- FINRA complaints or violations? Not good, use the name search on Brokercheck at https://brokercheck.finra.org/
- NOTE: Not everyone needs to be licensed as a Broker. They may not be selling securities products. So if they don’t have a record, or are not currently “a registered” Broker that is not a necessarily a bad thing. For example, a CFP® giving fee-only advice may not have to be a licensed broker depending on the state.
- Does the person has an insurance license that it is valid? In good standing? With no complaints? You may lookup an individual by name, regardless of the state by using https://sbs.naic.org/solar-external-lookup/
- Ask for and review their Form ADV if they have one. This brochure is the primary disclosure document that investment advisers provide to clients.
These are some beginning thoughts and not meant to be all inclusive or “advice”, financial legal or otherwise.

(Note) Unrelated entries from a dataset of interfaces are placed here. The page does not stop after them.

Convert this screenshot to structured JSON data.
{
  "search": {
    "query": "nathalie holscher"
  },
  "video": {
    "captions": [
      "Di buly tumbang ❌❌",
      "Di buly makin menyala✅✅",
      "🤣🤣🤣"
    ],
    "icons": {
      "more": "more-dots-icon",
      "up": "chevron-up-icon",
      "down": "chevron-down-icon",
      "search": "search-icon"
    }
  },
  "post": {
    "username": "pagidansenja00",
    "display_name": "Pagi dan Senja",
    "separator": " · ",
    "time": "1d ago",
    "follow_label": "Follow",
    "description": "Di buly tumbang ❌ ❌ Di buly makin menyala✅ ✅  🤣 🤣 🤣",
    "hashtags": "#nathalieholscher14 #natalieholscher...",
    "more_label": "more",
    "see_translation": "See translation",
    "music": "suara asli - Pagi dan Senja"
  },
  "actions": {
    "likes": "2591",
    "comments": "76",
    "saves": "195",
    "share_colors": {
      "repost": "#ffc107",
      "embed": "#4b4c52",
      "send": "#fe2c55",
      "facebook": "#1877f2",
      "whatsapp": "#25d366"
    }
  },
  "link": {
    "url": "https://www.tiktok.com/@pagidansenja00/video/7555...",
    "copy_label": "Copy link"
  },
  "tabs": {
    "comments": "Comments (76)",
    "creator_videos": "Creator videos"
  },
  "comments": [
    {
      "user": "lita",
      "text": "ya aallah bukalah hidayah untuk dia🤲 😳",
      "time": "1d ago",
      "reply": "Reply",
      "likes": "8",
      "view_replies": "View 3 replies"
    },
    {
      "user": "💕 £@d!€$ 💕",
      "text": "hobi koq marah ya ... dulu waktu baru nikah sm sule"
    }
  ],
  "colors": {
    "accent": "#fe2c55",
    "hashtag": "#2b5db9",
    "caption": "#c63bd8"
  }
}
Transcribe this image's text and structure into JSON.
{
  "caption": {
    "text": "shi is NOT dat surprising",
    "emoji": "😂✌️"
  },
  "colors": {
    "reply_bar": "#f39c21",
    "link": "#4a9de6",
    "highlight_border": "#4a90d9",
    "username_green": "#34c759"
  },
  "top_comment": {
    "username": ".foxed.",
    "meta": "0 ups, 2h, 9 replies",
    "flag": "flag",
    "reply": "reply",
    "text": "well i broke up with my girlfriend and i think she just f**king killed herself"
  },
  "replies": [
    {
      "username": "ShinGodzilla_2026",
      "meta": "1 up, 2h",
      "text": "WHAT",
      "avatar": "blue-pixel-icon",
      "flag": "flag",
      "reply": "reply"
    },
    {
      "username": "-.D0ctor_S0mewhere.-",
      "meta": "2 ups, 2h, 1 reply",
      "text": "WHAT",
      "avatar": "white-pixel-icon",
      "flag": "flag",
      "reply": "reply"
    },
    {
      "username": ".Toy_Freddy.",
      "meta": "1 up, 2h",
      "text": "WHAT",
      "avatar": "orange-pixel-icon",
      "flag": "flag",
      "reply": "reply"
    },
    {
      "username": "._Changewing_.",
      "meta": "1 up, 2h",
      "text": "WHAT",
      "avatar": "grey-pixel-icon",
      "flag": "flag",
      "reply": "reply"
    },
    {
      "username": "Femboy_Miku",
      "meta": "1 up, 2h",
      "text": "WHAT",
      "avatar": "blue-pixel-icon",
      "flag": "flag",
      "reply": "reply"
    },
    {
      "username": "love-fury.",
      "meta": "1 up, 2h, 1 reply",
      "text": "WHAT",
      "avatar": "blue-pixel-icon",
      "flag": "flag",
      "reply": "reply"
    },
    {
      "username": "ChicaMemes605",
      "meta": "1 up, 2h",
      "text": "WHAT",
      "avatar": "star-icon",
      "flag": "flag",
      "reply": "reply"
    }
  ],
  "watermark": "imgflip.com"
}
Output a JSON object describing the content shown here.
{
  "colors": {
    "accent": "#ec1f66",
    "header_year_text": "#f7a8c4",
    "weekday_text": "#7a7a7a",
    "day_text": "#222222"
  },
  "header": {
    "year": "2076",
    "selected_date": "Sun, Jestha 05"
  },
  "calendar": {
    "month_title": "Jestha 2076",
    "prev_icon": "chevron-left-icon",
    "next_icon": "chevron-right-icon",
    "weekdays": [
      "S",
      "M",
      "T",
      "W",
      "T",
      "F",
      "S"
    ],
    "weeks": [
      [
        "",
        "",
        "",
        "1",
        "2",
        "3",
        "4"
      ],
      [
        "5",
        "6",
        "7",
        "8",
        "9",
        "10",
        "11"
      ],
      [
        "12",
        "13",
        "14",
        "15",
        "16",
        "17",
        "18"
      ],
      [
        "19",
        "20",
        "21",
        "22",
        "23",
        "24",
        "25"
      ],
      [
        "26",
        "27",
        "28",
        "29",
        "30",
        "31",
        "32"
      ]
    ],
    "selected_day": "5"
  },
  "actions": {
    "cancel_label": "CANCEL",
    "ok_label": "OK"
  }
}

Do your research.
The Author facilitates a monthly Divorce Resource Workshop in North Scottsdale/North Phoenix called “What Everyone should know about Divorce” sponsored by Second Saturday.
The information, tools and material presented by the Author are provided to you for informational purposes only and are not intended to be and should not be used or considered as an offer, recommendation or a solicitation to sell or an offer, recommendation or solicitation to buy or subscribe to any financial instruments, investment management services or advisory services. The Author does not intend to provide investment, tax or legal advice.